Problem:
Look at each line below and tally those holding "ShopSphere"; answer with that figure and nothing else.

Data for this exercise:
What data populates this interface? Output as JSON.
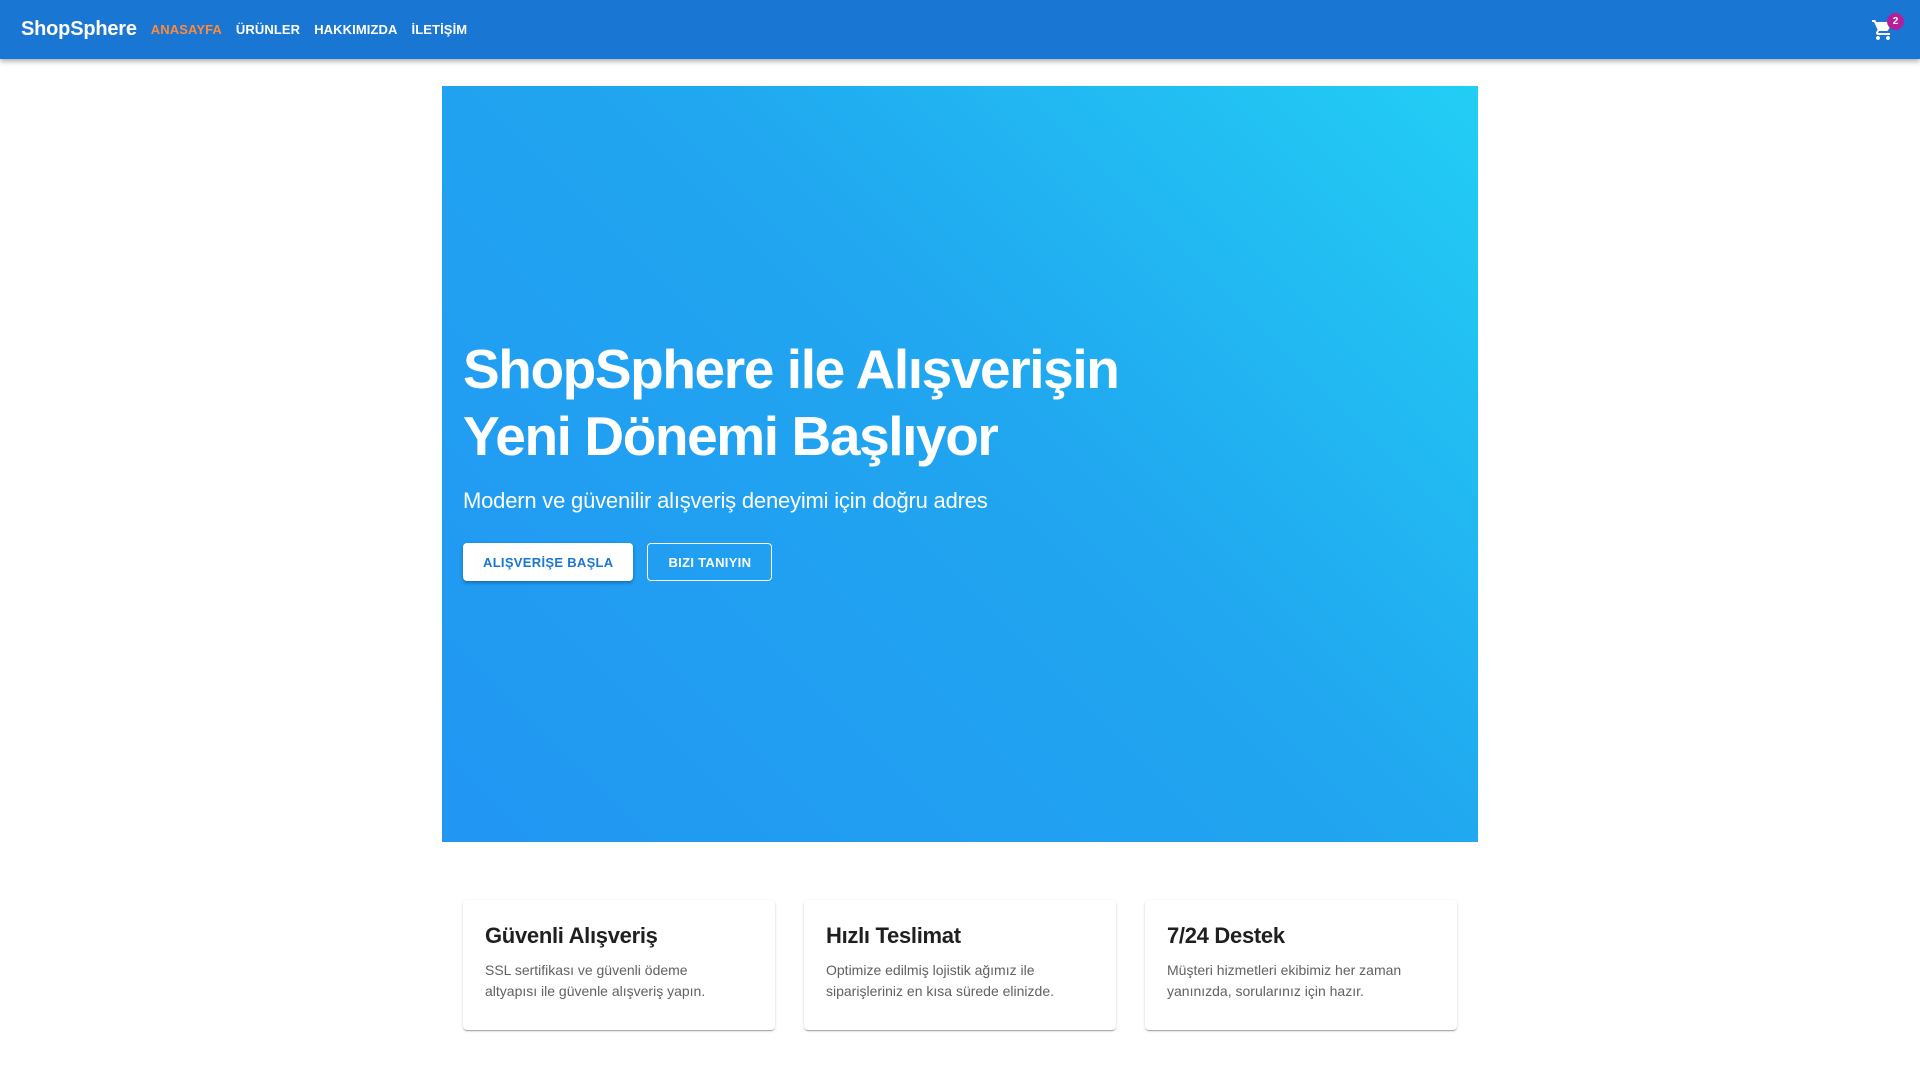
{
  "header": {
    "brand": "ShopSphere",
    "nav": [
      {
        "label": "ANASAYFA",
        "active": true
      },
      {
        "label": "ÜRÜNLER",
        "active": false
      },
      {
        "label": "HAKKIMIZDA",
        "active": false
      },
      {
        "label": "İLETİŞİM",
        "active": false
      }
    ],
    "cart_icon": "shopping-cart-icon",
    "cart_count": "2"
  },
  "hero": {
    "title_line1": "ShopSphere ile Alışverişin",
    "title_line2": "Yeni Dönemi Başlıyor",
    "subtitle": "Modern ve güvenilir alışveriş deneyimi için doğru adres",
    "primary_button": "ALIŞVERİŞE BAŞLA",
    "secondary_button": "BIZI TANIYIN"
  },
  "features": [
    {
      "title": "Güvenli Alışveriş",
      "text_line1": "SSL sertifikası ve güvenli ödeme",
      "text_line2": "altyapısı ile güvenle alışveriş yapın."
    },
    {
      "title": "Hızlı Teslimat",
      "text_line1": "Optimize edilmiş lojistik ağımız ile",
      "text_line2": "siparişleriniz en kısa sürede elinizde."
    },
    {
      "title": "7/24 Destek",
      "text_line1": "Müşteri hizmetleri ekibimiz her zaman",
      "text_line2": "yanınızda, sorularınız için hazır."
    }
  ],
  "colors": {
    "appbar": "#1976d2",
    "active_nav": "#ff8a3d",
    "hero_gradient_start": "#22cef4",
    "hero_gradient_end": "#2196f3",
    "badge": "#b51f9a"
  }
}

Written solution:
2